▸ **WHAT TO PRODUCE**
Report back every line from the entries below in which the word "icon" occurs.

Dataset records
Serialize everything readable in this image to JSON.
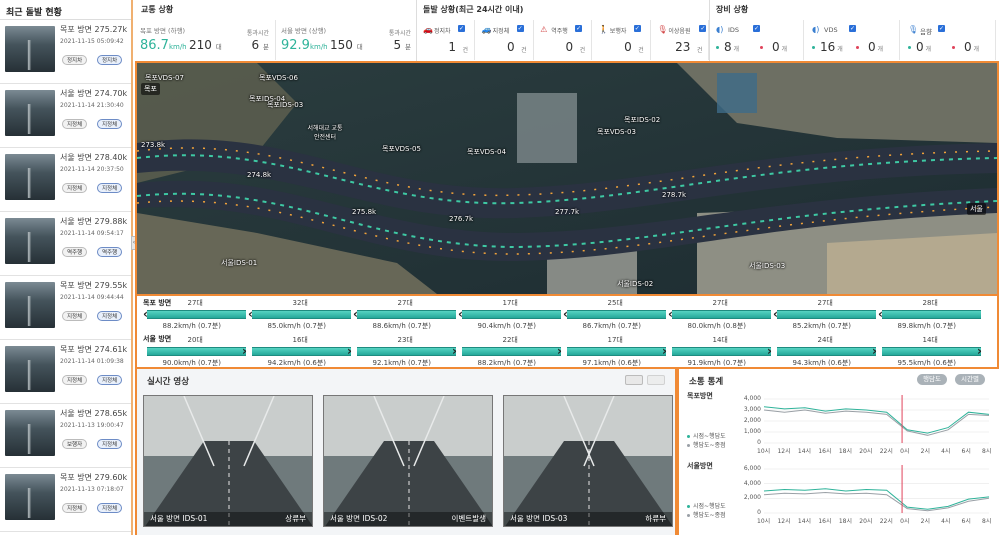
{
  "left_panel": {
    "title": "최근 돌발 현황",
    "incidents": [
      {
        "title": "목포 방면 275.27k",
        "date": "2021-11-15 05:09:42",
        "tags": [
          "정지차",
          "정지차"
        ]
      },
      {
        "title": "서울 방면 274.70k",
        "date": "2021-11-14 21:30:40",
        "tags": [
          "지정체",
          "지정체"
        ]
      },
      {
        "title": "서울 방면 278.40k",
        "date": "2021-11-14 20:37:50",
        "tags": [
          "지정체",
          "지정체"
        ]
      },
      {
        "title": "서울 방면 279.88k",
        "date": "2021-11-14 09:54:17",
        "tags": [
          "역주행",
          "역주행"
        ]
      },
      {
        "title": "목포 방면 279.55k",
        "date": "2021-11-14 09:44:44",
        "tags": [
          "지정체",
          "지정체"
        ]
      },
      {
        "title": "목포 방면 274.61k",
        "date": "2021-11-14 01:09:38",
        "tags": [
          "지정체",
          "지정체"
        ]
      },
      {
        "title": "서울 방면 278.65k",
        "date": "2021-11-13 19:00:47",
        "tags": [
          "보행자",
          "지정체"
        ]
      },
      {
        "title": "목포 방면 279.60k",
        "date": "2021-11-13 07:18:07",
        "tags": [
          "지정체",
          "지정체"
        ]
      }
    ]
  },
  "traffic": {
    "title": "교통 상황",
    "mokpo": {
      "label": "목포 방면 (하행)",
      "speed": "86.7",
      "speed_unit": "km/h",
      "count": "210",
      "count_unit": "대",
      "time_label": "통과시간",
      "time": "6",
      "time_unit": "분"
    },
    "seoul": {
      "label": "서울 방면 (상행)",
      "speed": "92.9",
      "speed_unit": "km/h",
      "count": "150",
      "count_unit": "대",
      "time_label": "통과시간",
      "time": "5",
      "time_unit": "분"
    }
  },
  "incidents_summary": {
    "title": "돌발 상황(최근 24시간 이내)",
    "items": [
      {
        "label": "정지차",
        "icon": "car-icon",
        "value": "1",
        "unit": "건"
      },
      {
        "label": "지정체",
        "icon": "traffic-jam-icon",
        "value": "0",
        "unit": "건"
      },
      {
        "label": "역주행",
        "icon": "warning-icon",
        "value": "0",
        "unit": "건"
      },
      {
        "label": "보행자",
        "icon": "pedestrian-icon",
        "value": "0",
        "unit": "건"
      },
      {
        "label": "이상음원",
        "icon": "microphone-icon",
        "value": "23",
        "unit": "건"
      }
    ]
  },
  "equipment": {
    "title": "장비 상황",
    "items": [
      {
        "label": "IDS",
        "icon": "ids-icon",
        "ok": "8",
        "err": "0",
        "unit": "개"
      },
      {
        "label": "VDS",
        "icon": "vds-icon",
        "ok": "16",
        "err": "0",
        "unit": "개"
      },
      {
        "label": "음향",
        "icon": "sound-icon",
        "ok": "0",
        "err": "0",
        "unit": "개"
      }
    ],
    "ok_color": "#2fb39a",
    "err_color": "#e0435a"
  },
  "map": {
    "labels": [
      "목포VDS-07",
      "목포VDS-06",
      "목포IDS-04",
      "목포IDS-03",
      "목포VDS-05",
      "목포VDS-04",
      "목포IDS-02",
      "목포VDS-03",
      "서울IDS-01",
      "서울IDS-02",
      "서울IDS-03",
      "서해대교 교통안전센터"
    ],
    "km_marks": [
      "274.8k",
      "275.8k",
      "276.7k",
      "277.7k",
      "278.7k",
      "273.8k"
    ],
    "left_dir": "목포",
    "right_dir": "서울"
  },
  "speed_bars": {
    "mokpo": {
      "label": "목포 방면",
      "counts": [
        "27대",
        "32대",
        "27대",
        "17대",
        "25대",
        "27대",
        "27대",
        "28대"
      ],
      "speeds": [
        "88.2km/h (0.7분)",
        "85.0km/h (0.7분)",
        "88.6km/h (0.7분)",
        "90.4km/h (0.7분)",
        "86.7km/h (0.7분)",
        "80.0km/h (0.8분)",
        "85.2km/h (0.7분)",
        "89.8km/h (0.7분)"
      ]
    },
    "seoul": {
      "label": "서울 방면",
      "counts": [
        "20대",
        "16대",
        "23대",
        "22대",
        "17대",
        "14대",
        "24대",
        "14대"
      ],
      "speeds": [
        "90.0km/h (0.7분)",
        "94.2km/h (0.6분)",
        "92.1km/h (0.7분)",
        "88.2km/h (0.7분)",
        "97.1km/h (0.6분)",
        "91.9km/h (0.7분)",
        "94.3km/h (0.6분)",
        "95.5km/h (0.6분)"
      ]
    }
  },
  "video": {
    "title": "실시간 영상",
    "cams": [
      {
        "name": "서울 방면 IDS-01",
        "dir": "상류부"
      },
      {
        "name": "서울 방면 IDS-02",
        "dir": "이벤트발생"
      },
      {
        "name": "서울 방면 IDS-03",
        "dir": "하류부"
      }
    ]
  },
  "stats": {
    "title": "소통 통계",
    "buttons": [
      "행담도",
      "시간별"
    ],
    "charts": [
      {
        "title": "목포방면",
        "legend": [
          "시점~행담도",
          "행담도~종점"
        ],
        "yticks": [
          "4,000",
          "3,000",
          "2,000",
          "1,000",
          "0"
        ],
        "xticks": [
          "10시",
          "12시",
          "14시",
          "16시",
          "18시",
          "20시",
          "22시",
          "0시",
          "2시",
          "4시",
          "6시",
          "8시"
        ]
      },
      {
        "title": "서울방면",
        "legend": [
          "시점~행담도",
          "행담도~종점"
        ],
        "yticks": [
          "6,000",
          "4,000",
          "2,000",
          "0"
        ],
        "xticks": [
          "10시",
          "12시",
          "14시",
          "16시",
          "18시",
          "20시",
          "22시",
          "0시",
          "2시",
          "4시",
          "6시",
          "8시"
        ]
      }
    ],
    "series_colors": [
      "#2fb39a",
      "#9aa0a6"
    ],
    "marker_color": "#e0435a"
  }
}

▸ **WRITTEN RESPONSE**
        "icon": "car-icon",
        "icon": "traffic-jam-icon",
        "icon": "warning-icon",
        "icon": "pedestrian-icon",
        "icon": "microphone-icon",
        "icon": "ids-icon",
        "icon": "vds-icon",
        "icon": "sound-icon",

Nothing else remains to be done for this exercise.